• _Your goal_:
Scan the material and copy every line in which "Sunday" appears.

[Dataset Boundary: Start]

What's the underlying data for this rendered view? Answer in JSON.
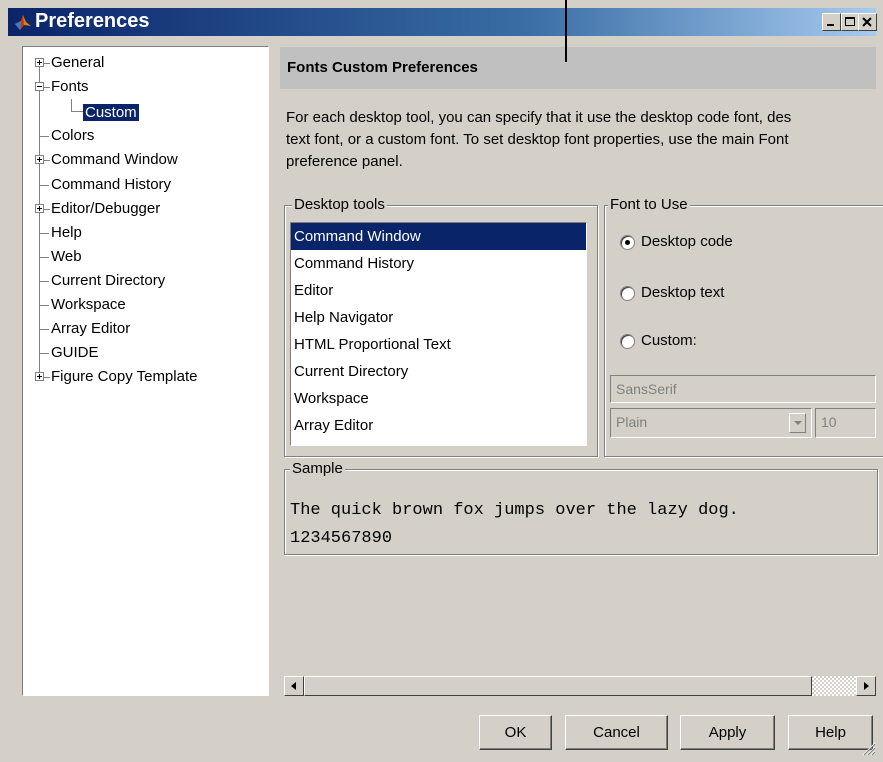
{
  "window": {
    "title": "Preferences"
  },
  "tree": {
    "items": [
      {
        "label": "General"
      },
      {
        "label": "Fonts"
      },
      {
        "label": "Custom"
      },
      {
        "label": "Colors"
      },
      {
        "label": "Command Window"
      },
      {
        "label": "Command History"
      },
      {
        "label": "Editor/Debugger"
      },
      {
        "label": "Help"
      },
      {
        "label": "Web"
      },
      {
        "label": "Current Directory"
      },
      {
        "label": "Workspace"
      },
      {
        "label": "Array Editor"
      },
      {
        "label": "GUIDE"
      },
      {
        "label": "Figure Copy Template"
      }
    ],
    "selected": "Custom"
  },
  "pane": {
    "title": "Fonts Custom Preferences",
    "description": [
      "For each desktop tool, you can specify that it use the desktop code font, des",
      "text font, or a custom font.  To set desktop font properties, use the main Font",
      "preference panel."
    ]
  },
  "desktop_tools": {
    "label": "Desktop tools",
    "items": [
      "Command Window",
      "Command History",
      "Editor",
      "Help Navigator",
      "HTML Proportional Text",
      "Current Directory",
      "Workspace",
      "Array Editor"
    ],
    "selected": "Command Window"
  },
  "font_to_use": {
    "label": "Font to Use",
    "options": [
      "Desktop code",
      "Desktop text",
      "Custom:"
    ],
    "selected": "Desktop code",
    "font_name": "SansSerif",
    "font_style": "Plain",
    "font_size": "10"
  },
  "sample": {
    "label": "Sample",
    "line1": "The quick brown fox jumps over the lazy dog.",
    "line2": "1234567890"
  },
  "buttons": {
    "ok": "OK",
    "cancel": "Cancel",
    "apply": "Apply",
    "help": "Help"
  },
  "colors": {
    "title_bar": "#0a246a",
    "selection": "#0a246a",
    "dialog_bg": "#d4d0c8",
    "header_bg": "#c0c0c0"
  }
}
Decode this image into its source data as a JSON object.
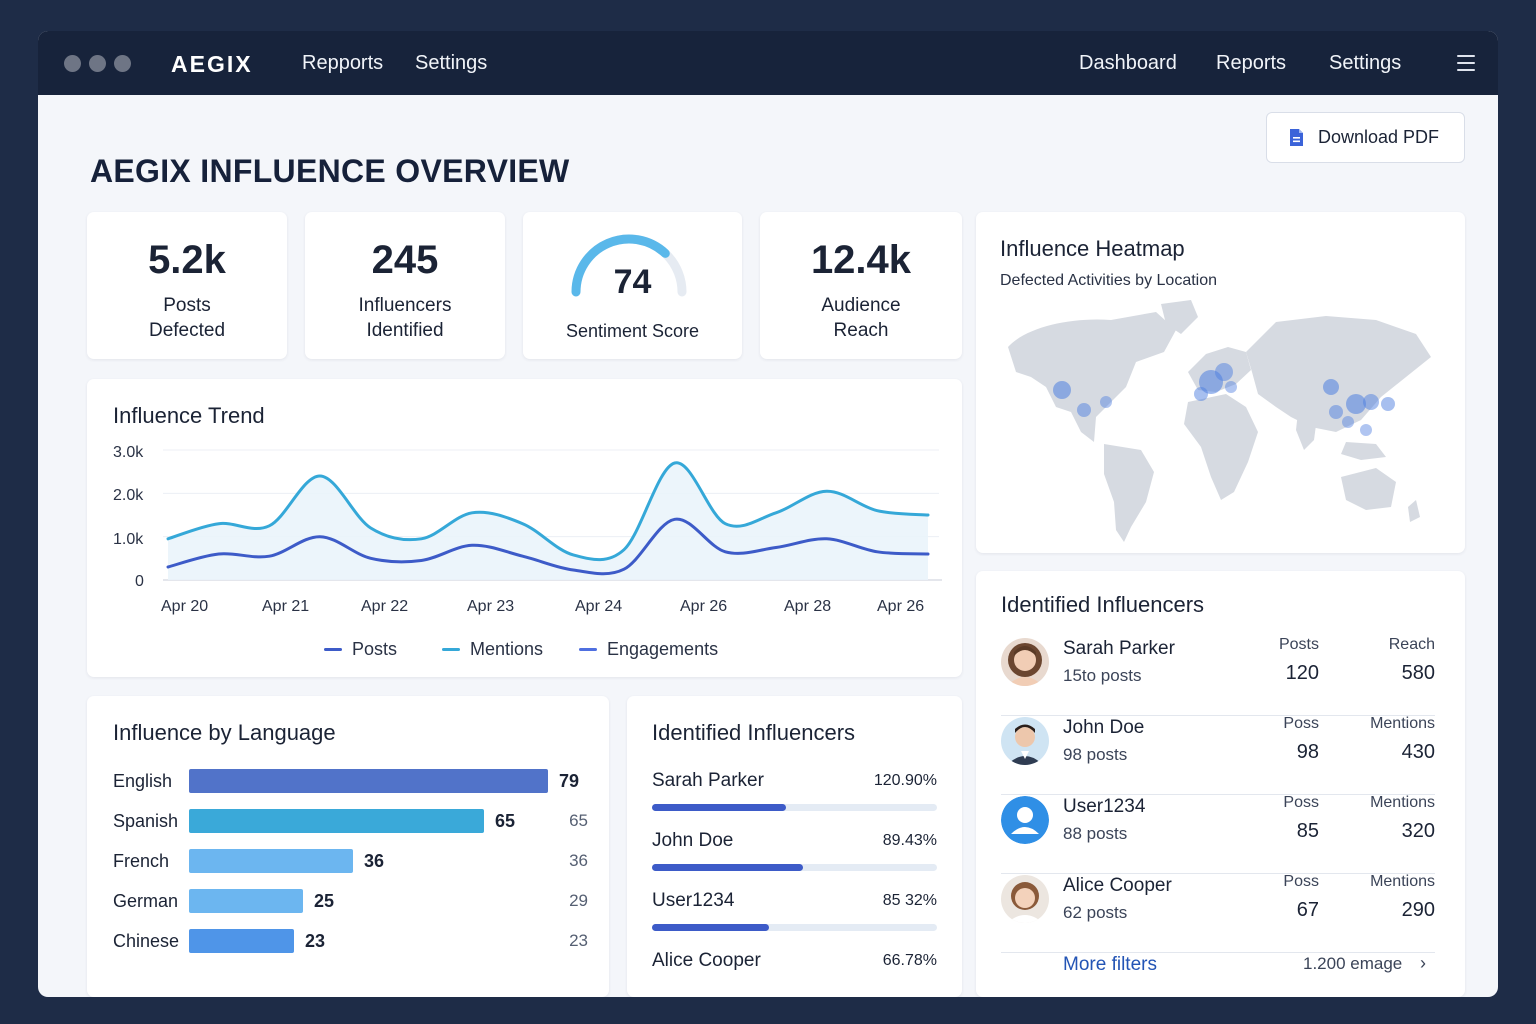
{
  "titlebar": {
    "brand": "AEGIX",
    "left_nav": [
      "Repports",
      "Settings"
    ],
    "right_nav": [
      "Dashboard",
      "Reports",
      "Settings"
    ],
    "menu_icon": "hamburger-icon"
  },
  "page": {
    "title": "AEGIX INFLUENCE OVERVIEW",
    "download_label": "Download PDF",
    "download_icon": "document-icon"
  },
  "stats": [
    {
      "value": "5.2k",
      "label_line1": "Posts",
      "label_line2": "Defected"
    },
    {
      "value": "245",
      "label_line1": "Influencers",
      "label_line2": "Identified"
    },
    {
      "value": "74",
      "label_line1": "Sentiment Score",
      "label_line2": "",
      "gauge_fraction": 0.74
    },
    {
      "value": "12.4k",
      "label_line1": "Audience",
      "label_line2": "Reach"
    }
  ],
  "trend": {
    "title": "Influence Trend",
    "legend": [
      "Posts",
      "Mentions",
      "Engagements"
    ]
  },
  "chart_data": {
    "type": "line",
    "title": "Influence Trend",
    "yticks": [
      "3.0k",
      "2.0k",
      "1.0k",
      "0"
    ],
    "ylim": [
      0,
      3000
    ],
    "categories": [
      "Apr 20",
      "Apr 21",
      "Apr 22",
      "Apr 23",
      "Apr 24",
      "Apr 26",
      "Apr 28",
      "Apr 26"
    ],
    "x": [
      0,
      0.5,
      1,
      1.5,
      2,
      2.5,
      3,
      3.5,
      4,
      4.5,
      5,
      5.5,
      6,
      6.5,
      7,
      7.5
    ],
    "series": [
      {
        "name": "Mentions",
        "color": "#35a8d8",
        "values": [
          950,
          1300,
          1250,
          2400,
          1200,
          950,
          1550,
          1300,
          580,
          700,
          2700,
          1300,
          1550,
          2050,
          1600,
          1500
        ]
      },
      {
        "name": "Engagements",
        "color": "#3d5bc8",
        "values": [
          300,
          600,
          550,
          1000,
          500,
          450,
          800,
          550,
          230,
          250,
          1400,
          650,
          750,
          950,
          650,
          600
        ]
      }
    ],
    "grid": true,
    "legend_placement": "bottom"
  },
  "languages": {
    "title": "Influence by Language",
    "max": 79,
    "items": [
      {
        "name": "English",
        "value": 79,
        "right": "",
        "color": "#5173c9"
      },
      {
        "name": "Spanish",
        "value": 65,
        "right": "65",
        "color": "#3aa9d9"
      },
      {
        "name": "French",
        "value": 36,
        "right": "36",
        "color": "#6cb6f0"
      },
      {
        "name": "German",
        "value": 25,
        "right": "29",
        "color": "#6cb6f0"
      },
      {
        "name": "Chinese",
        "value": 23,
        "right": "23",
        "color": "#4f95e8"
      }
    ]
  },
  "influencers_mid": {
    "title": "Identified Influencers",
    "items": [
      {
        "name": "Sarah Parker",
        "pct": "120.90%",
        "fill": 0.47
      },
      {
        "name": "John Doe",
        "pct": "89.43%",
        "fill": 0.53
      },
      {
        "name": "User1234",
        "pct": "85 32%",
        "fill": 0.41
      },
      {
        "name": "Alice Cooper",
        "pct": "66.78%"
      }
    ]
  },
  "heatmap": {
    "title": "Influence Heatmap",
    "subtitle": "Defected Activities by Location"
  },
  "influencers_right": {
    "title": "Identified Influencers",
    "items": [
      {
        "name": "Sarah Parker",
        "posts": "15to posts",
        "m1_label": "Posts",
        "m1_value": "120",
        "m2_label": "Reach",
        "m2_value": "580",
        "avatar": "avatar-photo-icon"
      },
      {
        "name": "John Doe",
        "posts": "98 posts",
        "m1_label": "Poss",
        "m1_value": "98",
        "m2_label": "Mentions",
        "m2_value": "430",
        "avatar": "avatar-photo-icon"
      },
      {
        "name": "User1234",
        "posts": "88 posts",
        "m1_label": "Poss",
        "m1_value": "85",
        "m2_label": "Mentions",
        "m2_value": "320",
        "avatar": "user-placeholder-icon"
      },
      {
        "name": "Alice Cooper",
        "posts": "62 posts",
        "m1_label": "Poss",
        "m1_value": "67",
        "m2_label": "Mentions",
        "m2_value": "290",
        "avatar": "avatar-photo-icon"
      }
    ],
    "more_label": "More filters",
    "count_label": "1.200 emage",
    "chevron_icon": "chevron-right-icon"
  }
}
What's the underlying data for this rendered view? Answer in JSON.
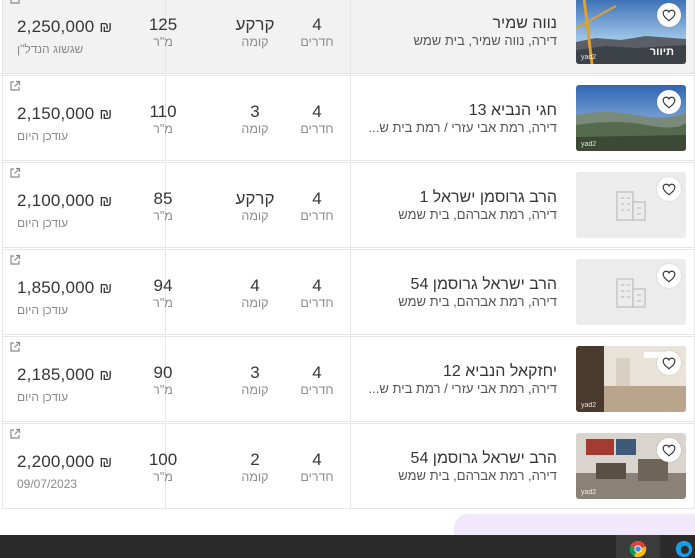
{
  "listings": [
    {
      "price": "2,250,000",
      "currency": "₪",
      "status": "שגשוג הנדל\"ן",
      "sqm": "125",
      "sqm_label": "מ\"ר",
      "floor": "קרקע",
      "floor_label": "קומה",
      "rooms": "4",
      "rooms_label": "חדרים",
      "title": "נווה שמיר",
      "subtitle": "דירה, נווה שמיר, בית שמש",
      "thumb": "landscape-city",
      "tour_badge": "תיוור",
      "watermark": "yad2",
      "highlighted": true
    },
    {
      "price": "2,150,000",
      "currency": "₪",
      "status": "עודכן היום",
      "sqm": "110",
      "sqm_label": "מ\"ר",
      "floor": "3",
      "floor_label": "קומה",
      "rooms": "4",
      "rooms_label": "חדרים",
      "title": "חגי הנביא 13",
      "subtitle": "דירה, רמת אבי עזרי / רמת בית ש...",
      "thumb": "landscape-hills",
      "watermark": "yad2",
      "highlighted": false
    },
    {
      "price": "2,100,000",
      "currency": "₪",
      "status": "עודכן היום",
      "sqm": "85",
      "sqm_label": "מ\"ר",
      "floor": "קרקע",
      "floor_label": "קומה",
      "rooms": "4",
      "rooms_label": "חדרים",
      "title": "הרב גרוסמן ישראל 1",
      "subtitle": "דירה, רמת אברהם, בית שמש",
      "thumb": "placeholder-building",
      "highlighted": false
    },
    {
      "price": "1,850,000",
      "currency": "₪",
      "status": "עודכן היום",
      "sqm": "94",
      "sqm_label": "מ\"ר",
      "floor": "4",
      "floor_label": "קומה",
      "rooms": "4",
      "rooms_label": "חדרים",
      "title": "הרב ישראל גרוסמן 54",
      "subtitle": "דירה, רמת אברהם, בית שמש",
      "thumb": "placeholder-building",
      "highlighted": false
    },
    {
      "price": "2,185,000",
      "currency": "₪",
      "status": "עודכן היום",
      "sqm": "90",
      "sqm_label": "מ\"ר",
      "floor": "3",
      "floor_label": "קומה",
      "rooms": "4",
      "rooms_label": "חדרים",
      "title": "יחזקאל הנביא 12",
      "subtitle": "דירה, רמת אבי עזרי / רמת בית ש...",
      "thumb": "interior-room",
      "watermark": "yad2",
      "highlighted": false
    },
    {
      "price": "2,200,000",
      "currency": "₪",
      "status": "09/07/2023",
      "sqm": "100",
      "sqm_label": "מ\"ר",
      "floor": "2",
      "floor_label": "קומה",
      "rooms": "4",
      "rooms_label": "חדרים",
      "title": "הרב ישראל גרוסמן 54",
      "subtitle": "דירה, רמת אברהם, בית שמש",
      "thumb": "interior-living",
      "watermark": "yad2",
      "highlighted": false
    }
  ],
  "icons": {
    "external_link": "external-link-icon",
    "favorite": "heart-icon",
    "placeholder": "building-icon"
  },
  "colors": {
    "text": "#363636",
    "muted": "#8a8a8a",
    "row_highlight": "#f2f2f2",
    "border": "#e6e6e6",
    "chat_bubble": "#f1e9fb",
    "taskbar": "#2b2b2b"
  }
}
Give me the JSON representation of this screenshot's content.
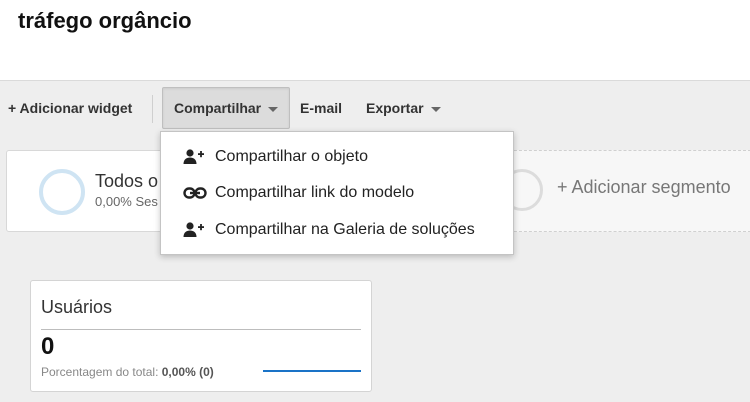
{
  "page": {
    "title": "tráfego orgâncio"
  },
  "toolbar": {
    "add_widget": "+ Adicionar widget",
    "share": "Compartilhar",
    "email": "E-mail",
    "export": "Exportar"
  },
  "segments": {
    "current": {
      "name": "Todos o",
      "subtitle": "0,00% Ses"
    },
    "add_label": "+ Adicionar segmento"
  },
  "share_menu": {
    "items": [
      {
        "label": "Compartilhar o objeto",
        "icon": "add-person-icon"
      },
      {
        "label": "Compartilhar link do modelo",
        "icon": "link-icon"
      },
      {
        "label": "Compartilhar na Galeria de soluções",
        "icon": "add-person-icon"
      }
    ]
  },
  "metric": {
    "title": "Usuários",
    "value": "0",
    "footer_label": "Porcentagem do total:",
    "footer_value": "0,00% (0)"
  },
  "colors": {
    "accent": "#1a73c7",
    "ring": "#cfe4f3"
  }
}
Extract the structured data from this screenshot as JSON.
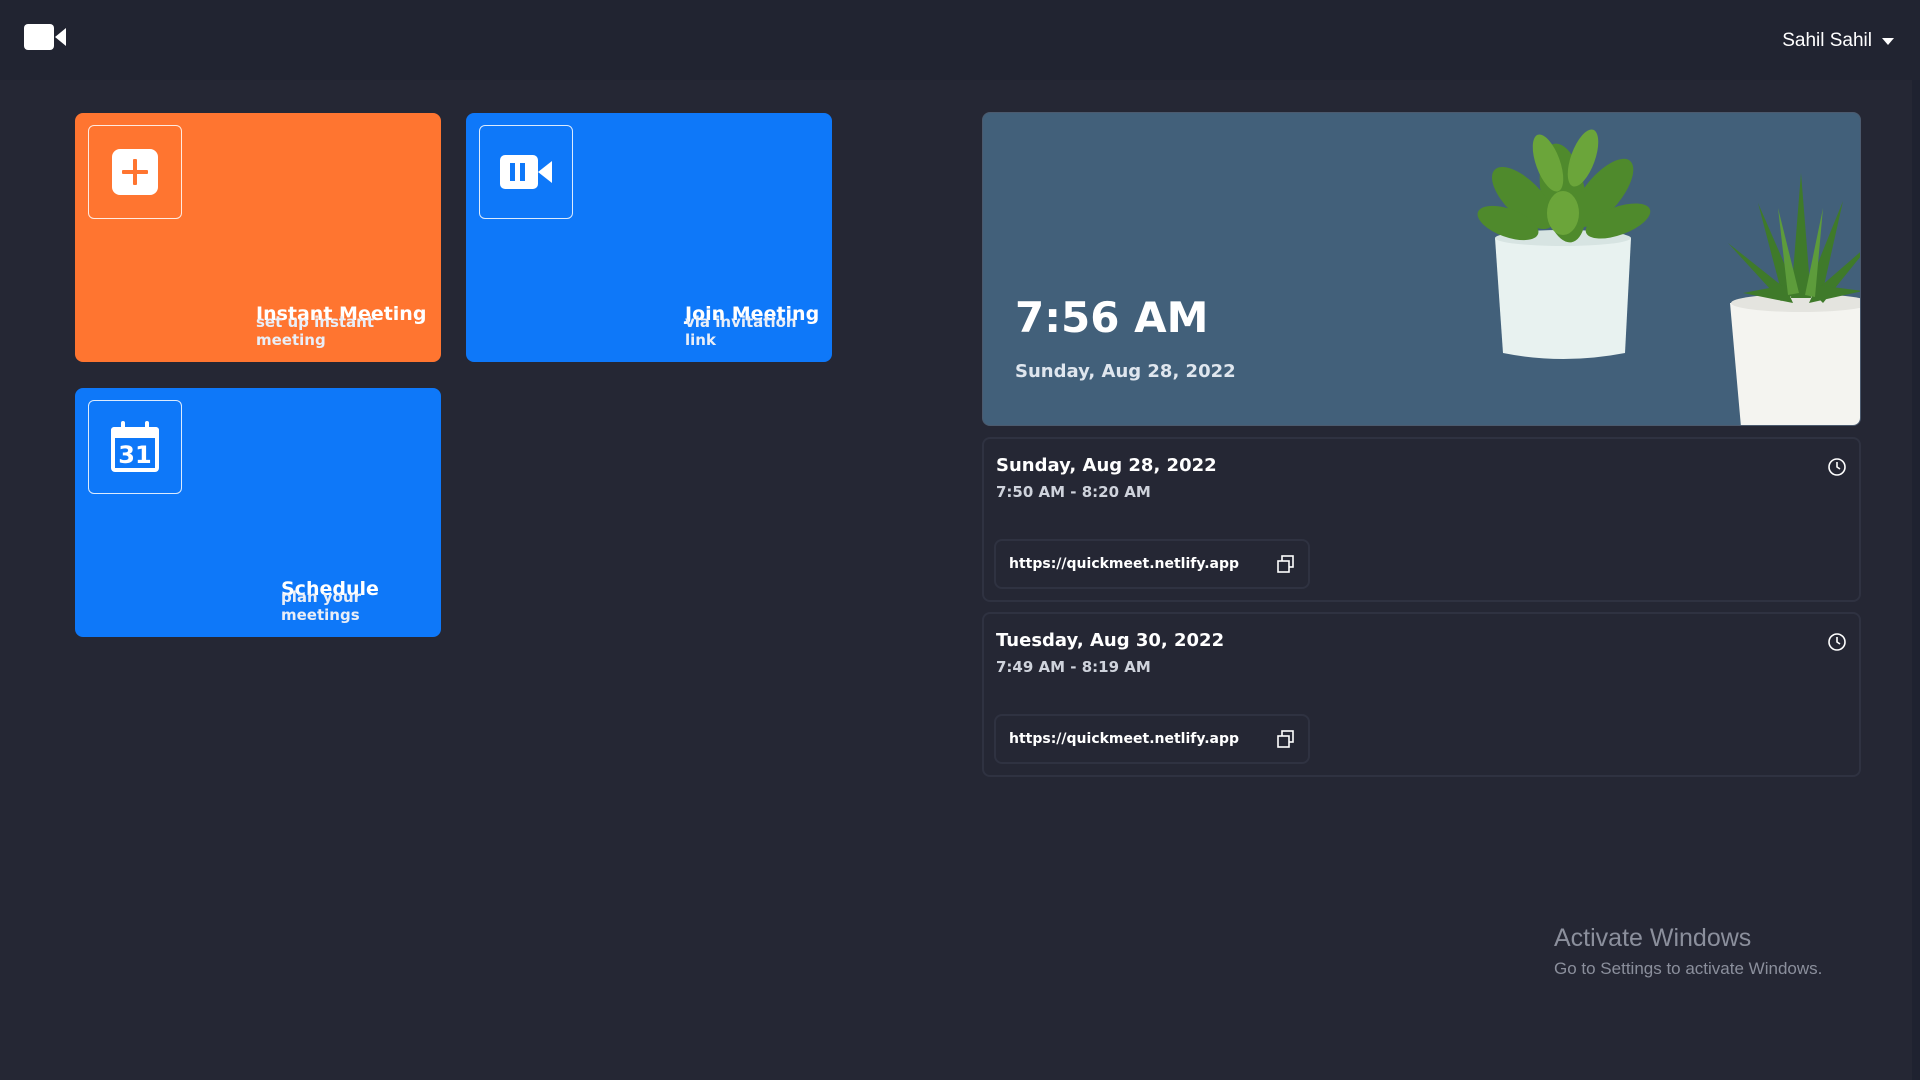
{
  "topbar": {
    "logo_icon": "video-camera-icon",
    "user_name": "Sahil Sahil"
  },
  "tiles": [
    {
      "title": "Instant Meeting",
      "subtitle": "set up instant meeting",
      "icon": "plus-icon",
      "color": "#ff7530"
    },
    {
      "title": "Join Meeting",
      "subtitle": "via invitation link",
      "icon": "video-camera-icon",
      "color": "#0e78f9"
    },
    {
      "title": "Schedule",
      "subtitle": "plan your meetings",
      "icon": "calendar-icon",
      "icon_text": "31",
      "color": "#0e78f9"
    }
  ],
  "hero": {
    "time": "7:56 AM",
    "date": "Sunday, Aug 28, 2022"
  },
  "meetings": [
    {
      "date": "Sunday, Aug 28, 2022",
      "time": "7:50 AM - 8:20 AM",
      "link": "https://quickmeet.netlify.app"
    },
    {
      "date": "Tuesday, Aug 30, 2022",
      "time": "7:49 AM - 8:19 AM",
      "link": "https://quickmeet.netlify.app"
    }
  ],
  "watermark": {
    "line1": "Activate Windows",
    "line2": "Go to Settings to activate Windows."
  }
}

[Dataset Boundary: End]

• _Finished task_:
    "date": "Sunday, Aug 28, 2022"
      "date": "Sunday, Aug 28, 2022",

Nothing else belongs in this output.